One might think that the law relating to mass compulsory redundancies ought to be the same in every EU country, given that it derives from a single EU Directive1 setting out in some detail what is required by each member state. In particular, the Directive specifies the following key obligations:
- Where there are "collective redundancies", an employer must consult with the workers’ representatives in good time and with a view to reaching agreement as to the terms or number of compulsory redundancies.
- The consultation must aim to avoid or minimise compulsory redundancies and to mitigate their consequences (for example by redeploying or retraining workers).
- The employer must give the representatives specified information including the reasons for the proposals, the number and category of workers to be made redundant, the proposed timescale and selection criteria and the level of redundancy payments.
- Consultation must take place with a view to reaching agreement as to the proposals so it is very important that no decisions are taken before the process commences.
- A specified period before dismissals are to take effect, the relevant government body must be notified.
However, individual member states are given discretion in a number of key areas, for example:
- how to define "collective redundancies";
- who the "representatives" are;
- whether the representatives can call on the services of experts; and
- what the remedy for breach of the terms of the Directive should be.
The Directive only sets out minimum requirements – individual member states are free to adopt laws more favourable to workers.
When do I have to consult collectively?
When a company with more than 15 employees proposes to dismiss more than five employees within a period of 120 days.
What is the consultation requirement?
You must inform and consult with the union. The number of redundancies specified in the initial communication with the union can be decreased during the consultation period, but it cannot be increased without further consultation with the union.
How long will it take?
The whole consultation procedure takes approximately 90 days.
Within seven days of the initial communication, there will be a joint examination of the proposals between the company and the union. This joint examination should be completed within 45 days of the first meeting. If there is no agreement by this time, the labour office will call a further meeting, and the company and the union should try to reach agreement within a further 30 days.
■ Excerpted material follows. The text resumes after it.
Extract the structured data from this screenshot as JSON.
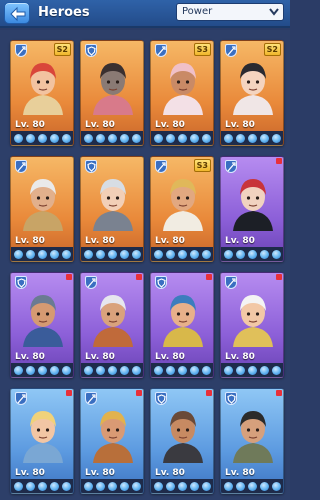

Can unions, works councils or other representatives veto compulsory redundancy proposals?
No. The consultation period is deemed terminated after the steps set out above have been followed, even if no agreement has been reached.
What is the potential penalty for breach of the consultation requirements?
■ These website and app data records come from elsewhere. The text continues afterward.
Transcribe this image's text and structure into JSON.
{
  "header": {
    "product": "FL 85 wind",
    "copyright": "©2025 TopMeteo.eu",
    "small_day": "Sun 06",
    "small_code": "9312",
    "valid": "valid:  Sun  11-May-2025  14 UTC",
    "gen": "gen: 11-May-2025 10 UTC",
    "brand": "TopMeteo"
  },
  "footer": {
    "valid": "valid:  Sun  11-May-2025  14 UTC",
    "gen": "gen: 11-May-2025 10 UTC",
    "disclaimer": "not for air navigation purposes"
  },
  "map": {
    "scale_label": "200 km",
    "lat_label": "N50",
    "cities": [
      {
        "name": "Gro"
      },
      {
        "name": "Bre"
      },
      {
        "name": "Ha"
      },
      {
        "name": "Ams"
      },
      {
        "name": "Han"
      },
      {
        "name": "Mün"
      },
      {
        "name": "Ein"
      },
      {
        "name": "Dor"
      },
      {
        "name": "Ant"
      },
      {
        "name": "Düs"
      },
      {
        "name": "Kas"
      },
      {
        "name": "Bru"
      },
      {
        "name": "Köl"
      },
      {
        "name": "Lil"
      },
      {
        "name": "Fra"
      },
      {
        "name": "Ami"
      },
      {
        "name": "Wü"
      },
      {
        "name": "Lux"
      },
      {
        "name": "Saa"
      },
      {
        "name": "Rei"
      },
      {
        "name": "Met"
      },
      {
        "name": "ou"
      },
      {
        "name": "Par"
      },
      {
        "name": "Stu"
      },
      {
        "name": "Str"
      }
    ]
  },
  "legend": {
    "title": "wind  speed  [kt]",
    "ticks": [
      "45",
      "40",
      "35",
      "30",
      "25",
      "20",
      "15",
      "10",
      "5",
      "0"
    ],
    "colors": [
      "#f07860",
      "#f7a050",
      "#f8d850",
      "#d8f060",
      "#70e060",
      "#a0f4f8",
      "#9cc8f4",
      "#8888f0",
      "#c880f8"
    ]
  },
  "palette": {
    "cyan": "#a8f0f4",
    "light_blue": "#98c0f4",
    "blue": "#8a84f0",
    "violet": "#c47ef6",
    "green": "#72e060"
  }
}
If the consultation process is not followed, the unions can attempt to obtain a court order preventing the compulsory redundancies.
What external approvals or notifications are required?
None. You must serve notice of dismissal on the relevant employees within 120 days of the end of the consultation procedure.
How do I make the individual compulsory redundancies?
You must give all employees proper notice of termination of their employment.
What severance payments will employees be entitled to?
All employees are entitled to a deferred severance payment equivalent to total annual remuneration for each year of employment divided by 13.5. The deferred severance payments must be paid into the employees' pension funds or set aside in an appropriate reserve. The employees are also entitled to receive 13th and 14th salary instalments: yearly salary in Italy is sometimes paid in 12 instalments, with "bonus" payments in December and June (the 13th and 14th instalments).
Key practical points to keep in mind
1. For those Japanese companies that are contemplating instituting a compulsory redundancy program across multiple EU jurisdictions, the following list of key practical points should be considered as a starting point:
2. Focus on the proposed redundancy timetable as early as possible – is it feasible in each jurisdiction? You may need to delay taking steps in one country until certain other steps have been completed in another. Appoint a single internal person with overall coordination responsibility.
3. Ensure any messages given to employees/employee representatives are consistent across all relevant jurisdictions – trade union or other employee representatives may liaise with colleagues in other countries.
4. Ensure any statements clearly indicate that the proposals will not be finalised until consultation is complete – for example avoid assurances to one country’s representatives that other countries will suffer just as many compulsory redundancies or that one country will be "safe" because any compulsory redundancies will take place elsewhere.
5. Ensure all documents record steps as mere proposals until the full consultation process has been completed – pay particular attention to board minutes, press announcements and written communications with employees and their representatives.
6. Check whether there are additional requirements for consultation and compensation specified in collective bargaining arrangements or pursuant to a European Works Council or other agreement.
7. Prepare a public relations strategy.